Sarah Werner (@wynkenhimself) has written a post, “what do digitized first folios do for us?,” detailing her piece in The Cambridge Companion to Shakespeare’s First Folio. Werner’s post and her piece in the Companion highlight why first folios are digitized, the complexities of the digitization process, and questions about access to the digitized material.
We are at a moment when digital facsimiles of the First Folio have been created primarily to act as surrogates for the physical books and to be encountered as discrete copies. But we are moving toward a time when digital facsimiles are going to be seen as digital objects in their own right: not as surrogates for a printed book or manuscript, but as different ways to experience that object. For some uses, the material text might be better suited; for others, a digital image might be a better choice. In order for that to happen, digital facsimiles are going to need to enable a range of different uses and they are going to have to provide metadata and interoperability that will allow users to shift from being passive consumers to active agents of their uses.
Werner closes by sharing the negotiation process with Cambridge University Press that allows her to publish and self-archive her contribution to the Companion. The example email she shares could be a model for librarians and archivists negotiating alternative contracts for their own publications.

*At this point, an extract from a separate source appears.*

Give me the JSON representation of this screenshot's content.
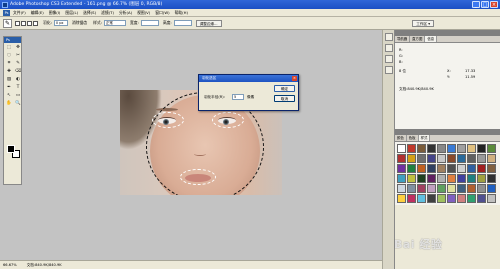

This post was produced through a cooperation between Md Intaj Ali, Suse Anderson, Brian Burns, Rachel Di Cresce, Jason Mickel, Allison Ringness, Stephanie Savage, Dan Tracy, (Editors-at-large for the week), Caitlin Christian-Lamb (Editor for the week), and Caro Pinto, Roxanne Shirazi, and Patrick Williams (dh+lib Review Editors).